I deleted this post because I don’t think candy cakes are a good idea.
No-Cook Sugar Cakes might be an easier alternative.
UPDATE (March 02/11): See Adding Pollen Patties for a better view of a winter cluster.
The weather has been mild and dank in St. John’s, Newfoundland, since November, but winter is shifting into a higher gear now. The winds are picking up and the temperatures are taking a dip. It was only about -5°C today, though the wind chill factor made it feel like -20°C. (American readers can convert that to the antiquated, nonsensical Fahrenheit scale by typing “-20 C in F” in Google. Get with the 21st century USA!) It was the first relative cold spell the bees have had to deal with this winter and I was curious how they would react. I’ve read contradictory stories about the behaviour of clustering bees over the winter. Some clusters start at the bottom of the hive and move up as winter progresses. Others move to the top only on really cold days when they can use the extra bit of heat that may rise to the top of the hive. And some clusters are all over the place. So I wanted to see what my bees were doing. And what I saw when I shone my flash light into the upper entrance was pretty darn cool, at least for a first-timer like me. It doesn’t matter how boring it is, if I haven’t seen it before, I’m thrilled. So here’s a boring video of something that thrilled me:
I’m too busy with work and life to post much these days. I hope to post a review of an excellent book on honey bees soon, and I want to update several posts from this past year (I know significantly more now than I did then). I also need to order some pollen for late-winter / early spring feeding. Both of my colonies are still alive, but I’m not sure if they’ll need any feeding to get through the winter, which really hasn’t kicked in for us yet. It’s just now starting to get cold. Anyway, I took a few photos of some frozen bees in the ice and snow today. Check it out:
Our two hives have been wrapped since November 21st, 2010. That’s about 50 days.

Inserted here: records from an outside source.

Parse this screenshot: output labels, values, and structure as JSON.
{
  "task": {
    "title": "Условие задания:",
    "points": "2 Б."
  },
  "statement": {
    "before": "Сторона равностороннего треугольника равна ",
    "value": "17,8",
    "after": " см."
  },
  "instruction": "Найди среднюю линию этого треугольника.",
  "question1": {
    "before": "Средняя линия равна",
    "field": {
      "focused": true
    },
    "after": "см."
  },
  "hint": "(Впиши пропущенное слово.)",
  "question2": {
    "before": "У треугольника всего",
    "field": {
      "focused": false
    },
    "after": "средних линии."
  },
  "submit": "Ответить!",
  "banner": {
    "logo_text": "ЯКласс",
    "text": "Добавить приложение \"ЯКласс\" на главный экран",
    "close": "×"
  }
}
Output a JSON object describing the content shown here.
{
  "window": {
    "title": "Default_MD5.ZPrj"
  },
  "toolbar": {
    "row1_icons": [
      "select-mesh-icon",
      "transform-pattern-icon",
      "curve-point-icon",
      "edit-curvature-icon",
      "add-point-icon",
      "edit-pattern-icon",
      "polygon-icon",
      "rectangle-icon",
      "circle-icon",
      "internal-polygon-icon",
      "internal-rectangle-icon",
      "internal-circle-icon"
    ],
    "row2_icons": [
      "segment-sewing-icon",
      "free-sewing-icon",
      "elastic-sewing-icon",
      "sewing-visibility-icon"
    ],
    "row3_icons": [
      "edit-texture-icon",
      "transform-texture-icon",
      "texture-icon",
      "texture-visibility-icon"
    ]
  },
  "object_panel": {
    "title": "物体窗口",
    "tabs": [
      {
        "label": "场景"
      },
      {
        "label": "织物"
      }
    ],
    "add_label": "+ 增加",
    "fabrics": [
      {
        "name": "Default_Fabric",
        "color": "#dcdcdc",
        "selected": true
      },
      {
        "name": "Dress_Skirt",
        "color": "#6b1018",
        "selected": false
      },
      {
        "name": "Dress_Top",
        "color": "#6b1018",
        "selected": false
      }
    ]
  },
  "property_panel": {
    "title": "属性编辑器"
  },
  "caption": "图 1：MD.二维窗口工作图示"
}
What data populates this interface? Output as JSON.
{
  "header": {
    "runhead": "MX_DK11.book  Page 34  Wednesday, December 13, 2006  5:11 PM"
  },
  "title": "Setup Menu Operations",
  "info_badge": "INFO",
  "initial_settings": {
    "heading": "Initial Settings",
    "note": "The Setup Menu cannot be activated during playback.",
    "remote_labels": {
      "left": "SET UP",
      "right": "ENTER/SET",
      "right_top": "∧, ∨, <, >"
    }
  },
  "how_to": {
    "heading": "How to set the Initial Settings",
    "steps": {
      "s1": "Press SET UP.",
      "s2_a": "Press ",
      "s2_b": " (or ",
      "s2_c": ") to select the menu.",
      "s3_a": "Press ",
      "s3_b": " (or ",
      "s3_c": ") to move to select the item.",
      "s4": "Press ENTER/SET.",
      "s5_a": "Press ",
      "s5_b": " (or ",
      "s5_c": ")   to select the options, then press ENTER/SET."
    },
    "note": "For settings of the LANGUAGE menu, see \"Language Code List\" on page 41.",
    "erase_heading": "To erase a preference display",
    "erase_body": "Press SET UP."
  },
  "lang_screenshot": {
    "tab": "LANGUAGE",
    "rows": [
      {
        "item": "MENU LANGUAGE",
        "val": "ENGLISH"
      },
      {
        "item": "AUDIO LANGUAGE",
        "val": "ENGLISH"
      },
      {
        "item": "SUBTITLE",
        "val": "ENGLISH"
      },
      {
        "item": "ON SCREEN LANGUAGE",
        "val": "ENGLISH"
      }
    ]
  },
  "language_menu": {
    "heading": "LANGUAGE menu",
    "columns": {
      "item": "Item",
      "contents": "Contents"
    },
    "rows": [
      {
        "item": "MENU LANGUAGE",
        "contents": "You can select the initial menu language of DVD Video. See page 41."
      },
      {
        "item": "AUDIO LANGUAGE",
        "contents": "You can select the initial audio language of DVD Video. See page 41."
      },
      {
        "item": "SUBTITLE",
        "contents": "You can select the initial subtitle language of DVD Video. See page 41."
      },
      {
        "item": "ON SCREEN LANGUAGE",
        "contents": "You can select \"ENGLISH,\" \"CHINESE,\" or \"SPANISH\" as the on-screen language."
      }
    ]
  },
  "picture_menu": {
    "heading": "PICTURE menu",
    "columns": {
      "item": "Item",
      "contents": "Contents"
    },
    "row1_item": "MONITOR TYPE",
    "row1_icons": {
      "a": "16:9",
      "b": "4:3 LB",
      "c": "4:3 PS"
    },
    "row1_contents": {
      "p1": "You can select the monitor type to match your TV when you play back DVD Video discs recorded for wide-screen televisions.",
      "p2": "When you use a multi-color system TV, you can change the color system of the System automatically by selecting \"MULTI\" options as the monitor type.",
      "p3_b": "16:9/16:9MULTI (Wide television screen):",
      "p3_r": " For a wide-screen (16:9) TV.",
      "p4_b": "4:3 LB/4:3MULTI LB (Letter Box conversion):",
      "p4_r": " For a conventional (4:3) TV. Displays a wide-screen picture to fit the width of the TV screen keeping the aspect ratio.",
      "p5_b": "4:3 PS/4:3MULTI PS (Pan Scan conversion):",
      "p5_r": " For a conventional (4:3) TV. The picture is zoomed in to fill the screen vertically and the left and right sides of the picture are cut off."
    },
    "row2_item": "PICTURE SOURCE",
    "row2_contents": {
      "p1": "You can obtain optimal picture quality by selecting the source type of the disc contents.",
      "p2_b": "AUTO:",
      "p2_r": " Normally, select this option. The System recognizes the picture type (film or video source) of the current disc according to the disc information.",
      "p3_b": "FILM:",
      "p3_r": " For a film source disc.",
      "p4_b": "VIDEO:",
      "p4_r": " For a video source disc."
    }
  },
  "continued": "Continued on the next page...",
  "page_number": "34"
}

We had a little snow near the end of November, but it’s been mild and damp ever since with temperatures averaging between -5° and 5°C (23 to 41°F). Then we got hit with about 40cm (or 16 inches) of wet snow last night. I doubt the bees have consumed much of their honey stores with those mild average temperatures, but I’ve been concerned about the moisture inside the hives. It’s been an exceptionally soggy winter so far.
It’s still too cold to inspect the hives, but blowing into the top entrances provides a simple way to see if the bees are still alive, and it doesn’t bother the whole colony. If all is well, only a few guard bees will buzz up to the top entrance to scare away my bad breath. Here’s the video:
A few guard bees don’t guarantee the whole colony is alive and well, but I’m going to take it as a good sign. All the snow is likely to melt within a week. After that, I’ll lift the hives to check their weight. If they’re light, I might have to give them some candy boards or paddies. If they’re still heavy with honey stores, I’ll leave them alone until mid-February. I’ll probably feed them some pollen paddies by March no matter what. We’ll see.
UPDATE (Jan. 18/11): It’s probably better to simply shine a flash light in the top entrance instead of blowing in it. Unless of course the cluster is in the bottom brood chamber. Then I guess blowing is more affective.